In this case, it’s less likely “Brexit” is simply the excuse du jour for the company. Famous’ broad range of brands — which also includes the pervasive baking outlet Paul — across multiple markets give it a better perspective on Brexit than more localized competitors.
— Jason Clampet
Famous Brands Ltd., the South African company that bought the U.K.’s Gourmet Burger Kitchen chain months after Britain voted to leave the European Union, said it sees difficult post-Brexit trading conditions persisting for at least the next year and a half.

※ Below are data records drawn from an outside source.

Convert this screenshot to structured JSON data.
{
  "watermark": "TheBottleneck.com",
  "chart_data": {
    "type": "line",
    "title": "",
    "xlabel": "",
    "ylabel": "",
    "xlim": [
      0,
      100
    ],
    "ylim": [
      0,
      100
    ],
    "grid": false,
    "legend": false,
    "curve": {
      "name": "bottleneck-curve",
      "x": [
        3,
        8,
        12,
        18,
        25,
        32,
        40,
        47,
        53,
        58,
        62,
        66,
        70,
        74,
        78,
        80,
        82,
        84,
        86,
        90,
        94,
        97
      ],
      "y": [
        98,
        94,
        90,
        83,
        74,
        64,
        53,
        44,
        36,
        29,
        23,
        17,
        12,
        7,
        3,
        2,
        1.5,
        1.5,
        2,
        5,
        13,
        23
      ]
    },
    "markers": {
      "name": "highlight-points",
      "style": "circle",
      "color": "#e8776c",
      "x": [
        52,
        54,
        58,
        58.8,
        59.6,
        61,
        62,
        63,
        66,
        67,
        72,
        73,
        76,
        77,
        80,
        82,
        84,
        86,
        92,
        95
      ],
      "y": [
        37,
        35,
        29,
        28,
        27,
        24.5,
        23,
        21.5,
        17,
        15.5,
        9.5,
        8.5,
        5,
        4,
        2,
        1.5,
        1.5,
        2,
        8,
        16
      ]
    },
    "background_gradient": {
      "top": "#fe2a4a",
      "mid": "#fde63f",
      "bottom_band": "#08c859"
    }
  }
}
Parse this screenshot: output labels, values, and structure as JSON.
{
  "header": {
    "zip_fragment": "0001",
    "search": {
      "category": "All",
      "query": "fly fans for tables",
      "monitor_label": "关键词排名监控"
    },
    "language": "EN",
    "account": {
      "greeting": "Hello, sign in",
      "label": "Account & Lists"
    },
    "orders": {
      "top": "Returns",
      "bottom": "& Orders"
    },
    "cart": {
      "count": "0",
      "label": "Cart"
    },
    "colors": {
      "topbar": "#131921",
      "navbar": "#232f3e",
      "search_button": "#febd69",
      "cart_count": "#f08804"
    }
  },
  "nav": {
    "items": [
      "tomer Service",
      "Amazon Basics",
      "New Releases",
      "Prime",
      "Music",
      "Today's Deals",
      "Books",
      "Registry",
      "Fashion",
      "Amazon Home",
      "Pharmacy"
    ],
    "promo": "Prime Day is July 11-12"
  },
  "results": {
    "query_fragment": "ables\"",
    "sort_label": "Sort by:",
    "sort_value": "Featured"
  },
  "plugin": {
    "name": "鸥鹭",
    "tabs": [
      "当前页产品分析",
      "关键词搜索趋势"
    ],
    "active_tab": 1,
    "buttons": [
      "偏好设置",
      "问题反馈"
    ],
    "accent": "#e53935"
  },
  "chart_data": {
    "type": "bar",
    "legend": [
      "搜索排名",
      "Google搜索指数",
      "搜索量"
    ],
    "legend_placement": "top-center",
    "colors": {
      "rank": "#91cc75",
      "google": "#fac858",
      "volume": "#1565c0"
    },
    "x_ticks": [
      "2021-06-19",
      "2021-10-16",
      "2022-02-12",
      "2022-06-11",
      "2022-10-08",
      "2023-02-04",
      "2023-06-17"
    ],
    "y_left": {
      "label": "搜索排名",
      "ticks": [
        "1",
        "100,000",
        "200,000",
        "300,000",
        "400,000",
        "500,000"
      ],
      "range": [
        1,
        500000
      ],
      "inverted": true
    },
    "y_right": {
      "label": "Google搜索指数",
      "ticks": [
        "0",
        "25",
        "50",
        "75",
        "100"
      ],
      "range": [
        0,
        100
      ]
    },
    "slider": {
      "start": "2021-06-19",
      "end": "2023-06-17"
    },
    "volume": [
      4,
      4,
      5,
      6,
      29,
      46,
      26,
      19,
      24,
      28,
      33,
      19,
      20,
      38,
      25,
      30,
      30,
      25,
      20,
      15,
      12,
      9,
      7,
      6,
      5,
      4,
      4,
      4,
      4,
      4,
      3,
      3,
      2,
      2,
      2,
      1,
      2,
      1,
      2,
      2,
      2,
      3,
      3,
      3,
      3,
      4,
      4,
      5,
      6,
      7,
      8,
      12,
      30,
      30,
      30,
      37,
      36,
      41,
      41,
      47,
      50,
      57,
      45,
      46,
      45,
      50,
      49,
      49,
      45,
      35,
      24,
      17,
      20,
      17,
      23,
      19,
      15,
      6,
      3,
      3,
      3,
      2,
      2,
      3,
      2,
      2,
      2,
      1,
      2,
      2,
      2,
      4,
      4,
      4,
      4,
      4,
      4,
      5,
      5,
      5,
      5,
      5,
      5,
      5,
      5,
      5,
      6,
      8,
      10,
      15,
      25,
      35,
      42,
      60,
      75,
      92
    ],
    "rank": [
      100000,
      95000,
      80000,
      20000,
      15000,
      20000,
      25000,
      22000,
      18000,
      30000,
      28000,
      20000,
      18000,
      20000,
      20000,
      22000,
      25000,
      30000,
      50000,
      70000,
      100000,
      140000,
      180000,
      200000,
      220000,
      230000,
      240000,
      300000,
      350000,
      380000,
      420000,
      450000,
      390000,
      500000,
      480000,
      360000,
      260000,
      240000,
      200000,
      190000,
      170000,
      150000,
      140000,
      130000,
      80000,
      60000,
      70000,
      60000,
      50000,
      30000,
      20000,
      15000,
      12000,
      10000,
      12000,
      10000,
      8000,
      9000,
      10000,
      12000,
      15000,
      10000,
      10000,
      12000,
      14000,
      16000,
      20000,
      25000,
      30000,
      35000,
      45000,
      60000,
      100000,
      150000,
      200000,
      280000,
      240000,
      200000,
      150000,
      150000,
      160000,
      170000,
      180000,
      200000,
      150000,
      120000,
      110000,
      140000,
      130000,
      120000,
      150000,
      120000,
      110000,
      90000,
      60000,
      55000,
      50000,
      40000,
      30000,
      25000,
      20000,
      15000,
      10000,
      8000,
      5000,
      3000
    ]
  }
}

“There are no green shoots at all” in the U.K., Chief Executive Officer Darren Hele said by phone Monday. “It’s likely that the next 18 months will be tough.” That’s even as new Gourmet Burger Kitchen outlets have performed well since opening, he said.
Shares of the owner of Steers burgers and Debonairs Pizza dropped 11 percent in Johannesburg on Oct. 10 after it said it would keep losing money at the U.K. burger chain until the next financial year. Gourmet Burger Kitchen is expected to have a better second-half as sales start to climb, Hele said.
Famous Brands sees fewer opportunities to open new stores in Africa, outside of its home market, than in past years as the property sector in several countries in the region has slowed, he said. The company plans to open 130 restaurants across its brands and the countries in which it operates in the next six months, it said in a statement Monday. It opened 77 outlets in its first half through August, while posting a 56 percent drop in net income to 171 million rand ($12.1 million).
In South Africa, the company continues to look at possible acquisitions in both franchise and brands and at some manufacturing opportunities. Even so, there is “nothing meaningful” to consider buying at the moment, Hele said.
The stock fell 0.9 percent Monday, to trade at 101.39 rand as of 2:15 p.m. local time, bringing its decline this year to 35 percent. The compares with a 3.5 percent slide in the broader FTSE/JSE Africa Mid-Cap Index.
©2017 Bloomberg L.P.